# Element data from apps and pages
<<<<
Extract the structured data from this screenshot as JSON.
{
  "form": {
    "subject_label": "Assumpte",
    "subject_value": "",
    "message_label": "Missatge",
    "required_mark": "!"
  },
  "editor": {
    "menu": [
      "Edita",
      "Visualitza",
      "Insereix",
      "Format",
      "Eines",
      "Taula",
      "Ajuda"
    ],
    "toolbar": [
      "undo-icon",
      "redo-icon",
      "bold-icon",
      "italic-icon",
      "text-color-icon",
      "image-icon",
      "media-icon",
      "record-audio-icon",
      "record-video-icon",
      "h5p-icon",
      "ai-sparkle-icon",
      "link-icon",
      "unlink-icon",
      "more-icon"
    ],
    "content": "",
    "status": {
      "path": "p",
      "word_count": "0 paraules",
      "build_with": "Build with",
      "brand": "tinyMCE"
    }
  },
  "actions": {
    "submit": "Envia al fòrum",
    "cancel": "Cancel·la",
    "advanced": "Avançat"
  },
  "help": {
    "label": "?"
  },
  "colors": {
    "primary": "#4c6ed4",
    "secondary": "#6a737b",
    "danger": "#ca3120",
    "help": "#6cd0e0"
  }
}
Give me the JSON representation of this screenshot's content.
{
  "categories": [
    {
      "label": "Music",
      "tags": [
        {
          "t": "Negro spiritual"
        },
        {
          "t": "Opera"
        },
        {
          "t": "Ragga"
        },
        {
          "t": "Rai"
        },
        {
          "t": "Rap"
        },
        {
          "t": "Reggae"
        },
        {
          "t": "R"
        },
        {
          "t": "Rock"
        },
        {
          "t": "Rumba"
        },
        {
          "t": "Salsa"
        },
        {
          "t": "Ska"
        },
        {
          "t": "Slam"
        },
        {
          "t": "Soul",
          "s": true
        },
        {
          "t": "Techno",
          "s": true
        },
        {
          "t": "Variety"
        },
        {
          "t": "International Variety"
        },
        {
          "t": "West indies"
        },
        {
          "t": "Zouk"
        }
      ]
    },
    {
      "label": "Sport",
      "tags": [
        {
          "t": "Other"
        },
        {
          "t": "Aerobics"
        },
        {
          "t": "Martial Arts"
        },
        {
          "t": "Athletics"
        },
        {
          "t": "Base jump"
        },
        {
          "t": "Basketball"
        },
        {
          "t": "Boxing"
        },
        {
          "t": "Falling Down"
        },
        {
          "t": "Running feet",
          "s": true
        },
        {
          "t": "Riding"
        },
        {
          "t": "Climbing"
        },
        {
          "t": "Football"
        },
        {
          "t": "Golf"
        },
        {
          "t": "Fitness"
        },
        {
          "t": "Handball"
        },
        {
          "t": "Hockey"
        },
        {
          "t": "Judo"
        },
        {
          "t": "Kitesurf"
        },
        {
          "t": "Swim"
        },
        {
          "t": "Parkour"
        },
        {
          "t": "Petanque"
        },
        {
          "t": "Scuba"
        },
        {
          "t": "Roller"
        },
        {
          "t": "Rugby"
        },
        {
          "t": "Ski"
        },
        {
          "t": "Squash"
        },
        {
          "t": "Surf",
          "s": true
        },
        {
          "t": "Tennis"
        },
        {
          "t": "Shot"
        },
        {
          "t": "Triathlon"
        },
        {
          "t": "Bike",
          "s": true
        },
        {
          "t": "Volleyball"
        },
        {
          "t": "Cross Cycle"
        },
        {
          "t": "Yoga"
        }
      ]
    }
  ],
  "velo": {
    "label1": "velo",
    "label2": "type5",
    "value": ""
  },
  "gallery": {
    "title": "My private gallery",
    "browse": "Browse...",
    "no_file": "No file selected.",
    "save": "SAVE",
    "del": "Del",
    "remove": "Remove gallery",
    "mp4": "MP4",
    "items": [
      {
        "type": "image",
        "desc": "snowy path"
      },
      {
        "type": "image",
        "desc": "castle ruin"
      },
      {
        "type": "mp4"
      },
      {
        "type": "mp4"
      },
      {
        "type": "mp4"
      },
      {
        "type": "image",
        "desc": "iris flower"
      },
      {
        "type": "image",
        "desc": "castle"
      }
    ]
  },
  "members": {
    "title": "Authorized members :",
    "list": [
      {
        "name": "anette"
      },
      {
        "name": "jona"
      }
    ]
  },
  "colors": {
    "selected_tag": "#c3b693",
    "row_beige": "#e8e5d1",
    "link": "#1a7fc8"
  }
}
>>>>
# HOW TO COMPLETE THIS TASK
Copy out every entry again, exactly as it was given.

# EXERCISE ANSWER
Extract the structured data from this screenshot as JSON.
{
  "form": {
    "subject_label": "Assumpte",
    "subject_value": "",
    "message_label": "Missatge",
    "required_mark": "!"
  },
  "editor": {
    "menu": [
      "Edita",
      "Visualitza",
      "Insereix",
      "Format",
      "Eines",
      "Taula",
      "Ajuda"
    ],
    "toolbar": [
      "undo-icon",
      "redo-icon",
      "bold-icon",
      "italic-icon",
      "text-color-icon",
      "image-icon",
      "media-icon",
      "record-audio-icon",
      "record-video-icon",
      "h5p-icon",
      "ai-sparkle-icon",
      "link-icon",
      "unlink-icon",
      "more-icon"
    ],
    "content": "",
    "status": {
      "path": "p",
      "word_count": "0 paraules",
      "build_with": "Build with",
      "brand": "tinyMCE"
    }
  },
  "actions": {
    "submit": "Envia al fòrum",
    "cancel": "Cancel·la",
    "advanced": "Avançat"
  },
  "help": {
    "label": "?"
  },
  "colors": {
    "primary": "#4c6ed4",
    "secondary": "#6a737b",
    "danger": "#ca3120",
    "help": "#6cd0e0"
  }
}
Give me the JSON representation of this screenshot's content.
{
  "categories": [
    {
      "label": "Music",
      "tags": [
        {
          "t": "Negro spiritual"
        },
        {
          "t": "Opera"
        },
        {
          "t": "Ragga"
        },
        {
          "t": "Rai"
        },
        {
          "t": "Rap"
        },
        {
          "t": "Reggae"
        },
        {
          "t": "R"
        },
        {
          "t": "Rock"
        },
        {
          "t": "Rumba"
        },
        {
          "t": "Salsa"
        },
        {
          "t": "Ska"
        },
        {
          "t": "Slam"
        },
        {
          "t": "Soul",
          "s": true
        },
        {
          "t": "Techno",
          "s": true
        },
        {
          "t": "Variety"
        },
        {
          "t": "International Variety"
        },
        {
          "t": "West indies"
        },
        {
          "t": "Zouk"
        }
      ]
    },
    {
      "label": "Sport",
      "tags": [
        {
          "t": "Other"
        },
        {
          "t": "Aerobics"
        },
        {
          "t": "Martial Arts"
        },
        {
          "t": "Athletics"
        },
        {
          "t": "Base jump"
        },
        {
          "t": "Basketball"
        },
        {
          "t": "Boxing"
        },
        {
          "t": "Falling Down"
        },
        {
          "t": "Running feet",
          "s": true
        },
        {
          "t": "Riding"
        },
        {
          "t": "Climbing"
        },
        {
          "t": "Football"
        },
        {
          "t": "Golf"
        },
        {
          "t": "Fitness"
        },
        {
          "t": "Handball"
        },
        {
          "t": "Hockey"
        },
        {
          "t": "Judo"
        },
        {
          "t": "Kitesurf"
        },
        {
          "t": "Swim"
        },
        {
          "t": "Parkour"
        },
        {
          "t": "Petanque"
        },
        {
          "t": "Scuba"
        },
        {
          "t": "Roller"
        },
        {
          "t": "Rugby"
        },
        {
          "t": "Ski"
        },
        {
          "t": "Squash"
        },
        {
          "t": "Surf",
          "s": true
        },
        {
          "t": "Tennis"
        },
        {
          "t": "Shot"
        },
        {
          "t": "Triathlon"
        },
        {
          "t": "Bike",
          "s": true
        },
        {
          "t": "Volleyball"
        },
        {
          "t": "Cross Cycle"
        },
        {
          "t": "Yoga"
        }
      ]
    }
  ],
  "velo": {
    "label1": "velo",
    "label2": "type5",
    "value": ""
  },
  "gallery": {
    "title": "My private gallery",
    "browse": "Browse...",
    "no_file": "No file selected.",
    "save": "SAVE",
    "del": "Del",
    "remove": "Remove gallery",
    "mp4": "MP4",
    "items": [
      {
        "type": "image",
        "desc": "snowy path"
      },
      {
        "type": "image",
        "desc": "castle ruin"
      },
      {
        "type": "mp4"
      },
      {
        "type": "mp4"
      },
      {
        "type": "mp4"
      },
      {
        "type": "image",
        "desc": "iris flower"
      },
      {
        "type": "image",
        "desc": "castle"
      }
    ]
  },
  "members": {
    "title": "Authorized members :",
    "list": [
      {
        "name": "anette"
      },
      {
        "name": "jona"
      }
    ]
  },
  "colors": {
    "selected_tag": "#c3b693",
    "row_beige": "#e8e5d1",
    "link": "#1a7fc8"
  }
}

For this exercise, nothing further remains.